### [Task description]
The answer must consist of every line in the data that contains "file".

### [Excerpts from an interface dataset]
+ + + + +
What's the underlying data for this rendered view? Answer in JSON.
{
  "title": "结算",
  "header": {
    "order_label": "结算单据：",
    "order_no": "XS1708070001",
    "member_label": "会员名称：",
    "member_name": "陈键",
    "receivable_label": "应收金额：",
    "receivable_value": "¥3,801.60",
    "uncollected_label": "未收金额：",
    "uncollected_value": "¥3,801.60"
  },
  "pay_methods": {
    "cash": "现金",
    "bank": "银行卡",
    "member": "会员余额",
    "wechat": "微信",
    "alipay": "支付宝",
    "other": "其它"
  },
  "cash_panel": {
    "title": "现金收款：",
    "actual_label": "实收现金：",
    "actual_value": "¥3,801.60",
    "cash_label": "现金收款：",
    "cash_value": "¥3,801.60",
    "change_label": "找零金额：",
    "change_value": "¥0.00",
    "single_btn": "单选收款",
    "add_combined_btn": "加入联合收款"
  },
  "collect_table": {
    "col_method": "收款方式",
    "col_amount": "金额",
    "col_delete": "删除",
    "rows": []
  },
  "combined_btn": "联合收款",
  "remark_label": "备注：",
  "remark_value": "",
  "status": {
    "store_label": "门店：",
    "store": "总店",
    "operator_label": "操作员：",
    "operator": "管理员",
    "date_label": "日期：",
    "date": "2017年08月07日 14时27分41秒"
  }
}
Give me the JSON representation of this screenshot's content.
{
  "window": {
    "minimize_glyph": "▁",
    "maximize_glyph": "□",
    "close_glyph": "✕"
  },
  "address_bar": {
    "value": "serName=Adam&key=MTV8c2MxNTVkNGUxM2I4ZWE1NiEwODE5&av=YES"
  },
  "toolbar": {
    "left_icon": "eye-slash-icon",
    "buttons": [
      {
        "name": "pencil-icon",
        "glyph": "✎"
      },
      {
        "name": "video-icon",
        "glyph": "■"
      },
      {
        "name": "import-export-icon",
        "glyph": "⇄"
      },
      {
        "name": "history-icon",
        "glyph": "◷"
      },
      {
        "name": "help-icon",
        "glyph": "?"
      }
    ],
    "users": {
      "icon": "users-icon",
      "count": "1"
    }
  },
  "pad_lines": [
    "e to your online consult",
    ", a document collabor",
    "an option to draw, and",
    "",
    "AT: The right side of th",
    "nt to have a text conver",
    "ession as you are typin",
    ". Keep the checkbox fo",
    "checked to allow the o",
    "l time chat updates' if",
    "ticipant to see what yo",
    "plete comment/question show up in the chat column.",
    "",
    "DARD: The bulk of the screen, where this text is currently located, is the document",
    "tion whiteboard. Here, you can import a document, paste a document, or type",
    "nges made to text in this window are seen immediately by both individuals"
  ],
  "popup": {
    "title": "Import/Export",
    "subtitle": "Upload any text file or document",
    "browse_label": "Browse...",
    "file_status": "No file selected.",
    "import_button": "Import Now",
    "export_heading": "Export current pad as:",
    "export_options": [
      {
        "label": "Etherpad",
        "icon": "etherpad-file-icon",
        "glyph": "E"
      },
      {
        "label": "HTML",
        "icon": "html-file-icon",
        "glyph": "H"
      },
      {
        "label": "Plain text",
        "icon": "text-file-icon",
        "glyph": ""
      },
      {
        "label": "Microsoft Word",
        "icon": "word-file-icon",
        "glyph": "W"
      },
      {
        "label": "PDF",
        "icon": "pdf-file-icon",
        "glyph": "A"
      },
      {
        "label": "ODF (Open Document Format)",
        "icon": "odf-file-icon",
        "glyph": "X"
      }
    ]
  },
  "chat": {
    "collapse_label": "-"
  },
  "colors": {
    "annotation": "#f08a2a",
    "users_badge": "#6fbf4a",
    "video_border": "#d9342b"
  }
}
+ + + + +
### [Solution to this exercise]
    "subtitle": "Upload any text file or document",
    "file_status": "No file selected.",
        "icon": "etherpad-file-icon",
        "icon": "html-file-icon",
        "icon": "text-file-icon",
        "icon": "word-file-icon",
        "icon": "pdf-file-icon",
        "icon": "odf-file-icon",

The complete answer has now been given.